The surprising part of the whole thing is that he doesn't seem to have any problem with mining the information of millions of people to find the best angle to appeal to each voter. His new approach uses everything from consumer habits to a smartphone app that keeps supporters in touch while also allowing the data company to scrape the phone for other contacts, according to the Washington Post. There's even this thing called geo-fencing that allows Cruz's campaign to send out digital messages in small areas.
The thing is, when he's not the one digging for the data, Cruz has been reliably against such things. He's railed against all things he views as big government (including his infamous fake filibuster on the Senate Floor over Obamacare during the budget bill crisis in 2013) and has once again been calling for an end to the National Security Agency’s bulk data collection program, arguing that the government has "an obligation to honor the Bill of Rights," according to Politico.
So even though in many ways this type of data collection goes against everything Cruz claims he stands for (and gives his campaign something in common with Obama's) apparently it's no big deal for Cruz to be gathering this much information about the people he's trying to get to vote him into the most powerful office in the nation. On the upside, at least if Cruz ends up winning the White House ending NSA surveillance will (probably) be a top priority with the new Commander-in-Chief.
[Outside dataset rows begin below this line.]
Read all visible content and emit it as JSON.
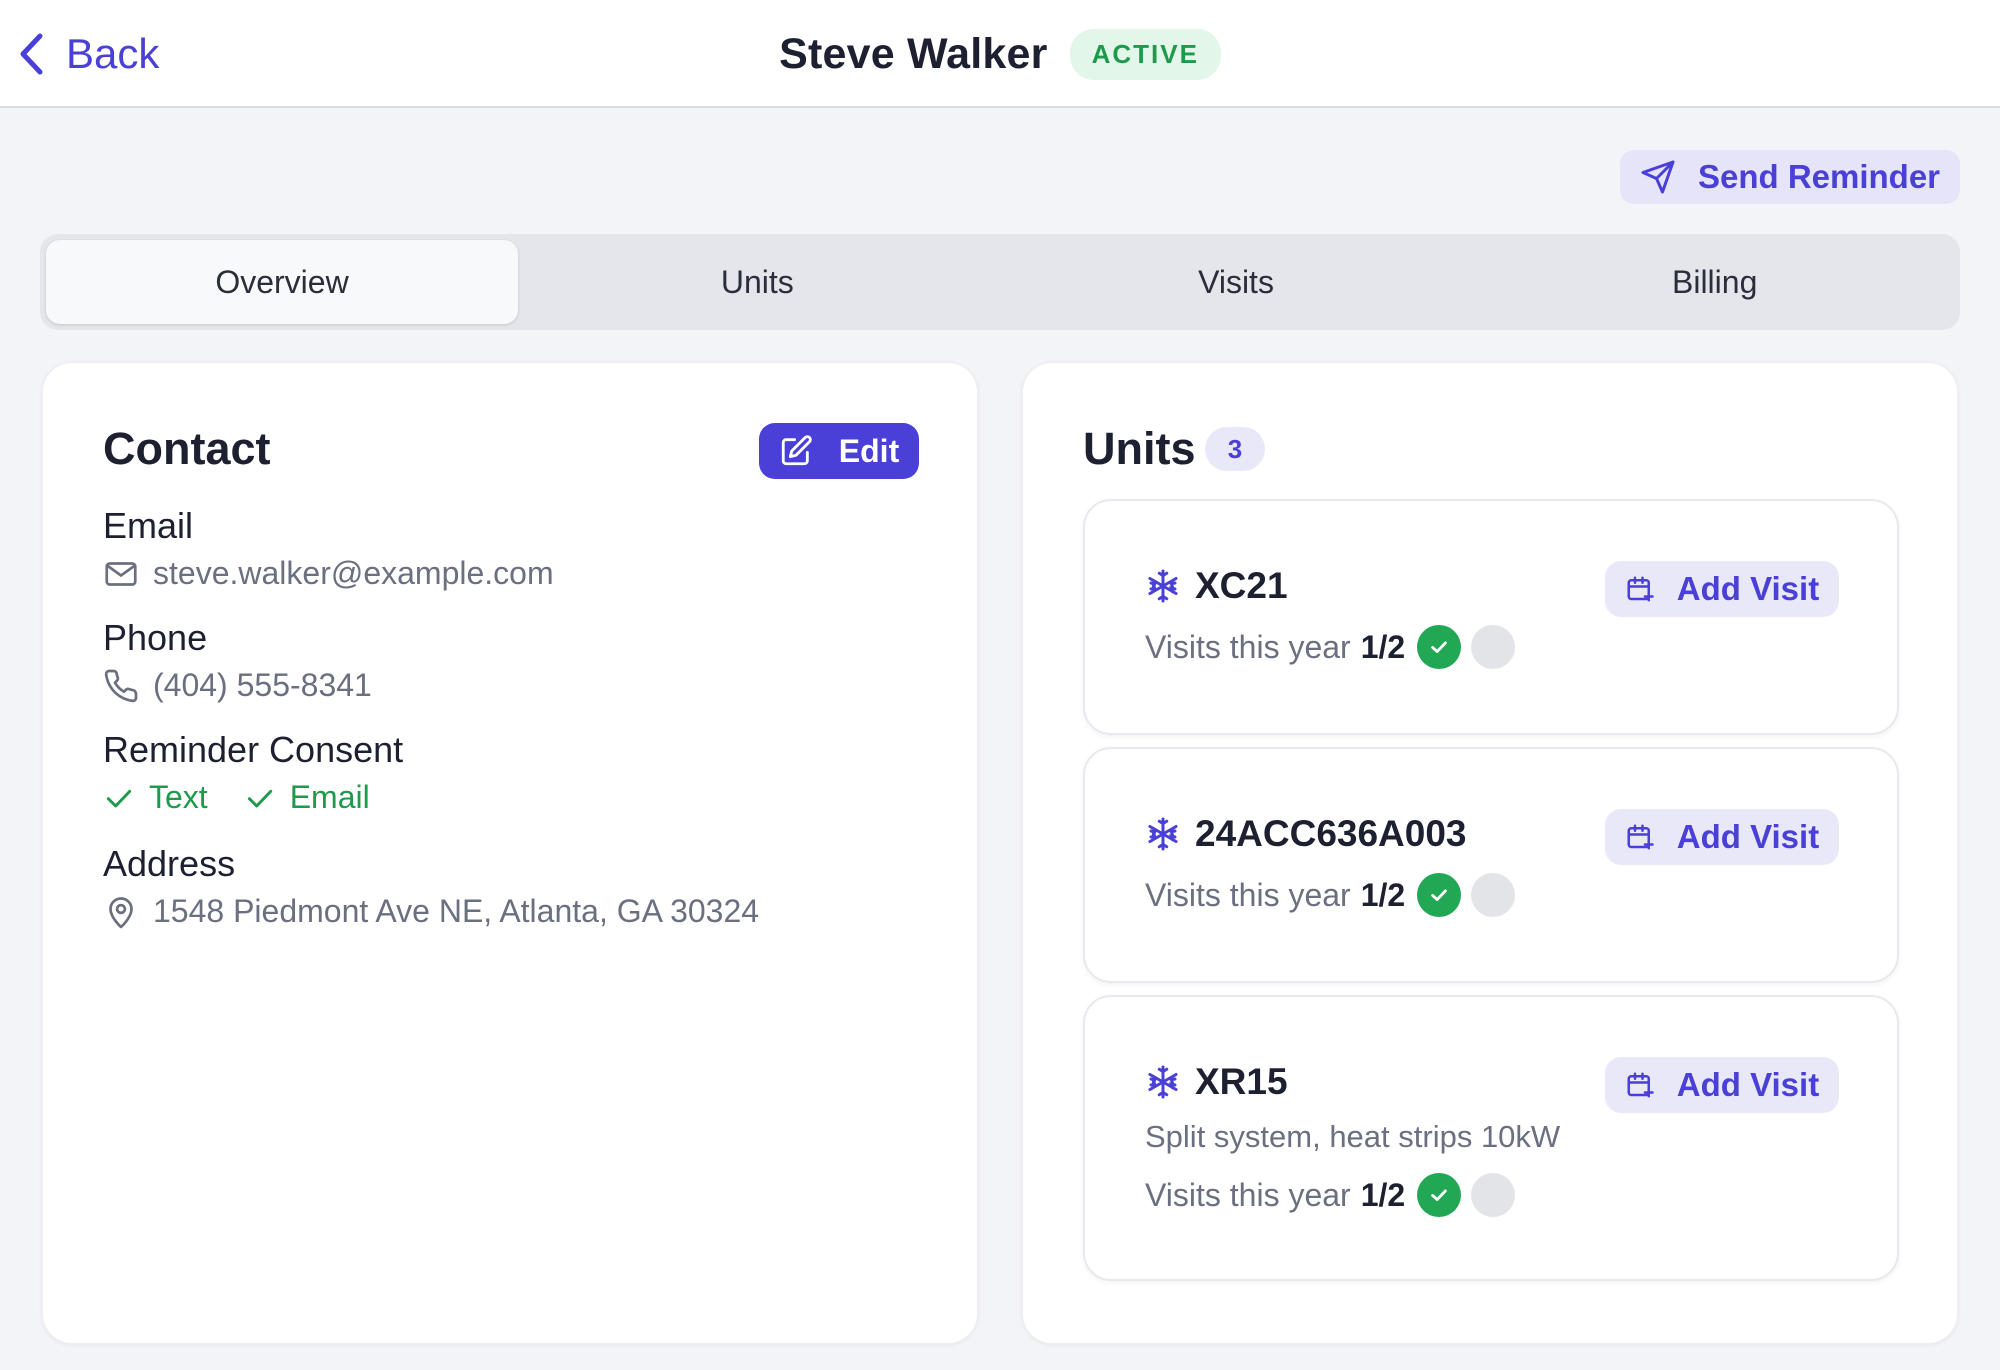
{
  "header": {
    "back_label": "Back",
    "customer_name": "Steve Walker",
    "status": "ACTIVE"
  },
  "actions": {
    "send_reminder_label": "Send Reminder"
  },
  "tabs": [
    {
      "label": "Overview",
      "active": true
    },
    {
      "label": "Units",
      "active": false
    },
    {
      "label": "Visits",
      "active": false
    },
    {
      "label": "Billing",
      "active": false
    }
  ],
  "contact": {
    "title": "Contact",
    "edit_label": "Edit",
    "email_label": "Email",
    "email": "steve.walker@example.com",
    "phone_label": "Phone",
    "phone": "(404) 555-8341",
    "consent_label": "Reminder Consent",
    "consent": [
      "Text",
      "Email"
    ],
    "address_label": "Address",
    "address": "1548 Piedmont Ave NE, Atlanta, GA 30324"
  },
  "units": {
    "title": "Units",
    "count": "3",
    "add_visit_label": "Add Visit",
    "visits_label": "Visits this year",
    "items": [
      {
        "name": "XC21",
        "description": "",
        "visits": "1/2",
        "completed": 1,
        "total": 2
      },
      {
        "name": "24ACC636A003",
        "description": "",
        "visits": "1/2",
        "completed": 1,
        "total": 2
      },
      {
        "name": "XR15",
        "description": "Split system, heat strips 10kW",
        "visits": "1/2",
        "completed": 1,
        "total": 2
      }
    ]
  },
  "colors": {
    "accent": "#4a3fd6",
    "success": "#1e9a4c",
    "background": "#f3f4f8"
  }
}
And just to be on the safe side, he can use Cambridge Analytica to make sure that's what voters really want their new president to do.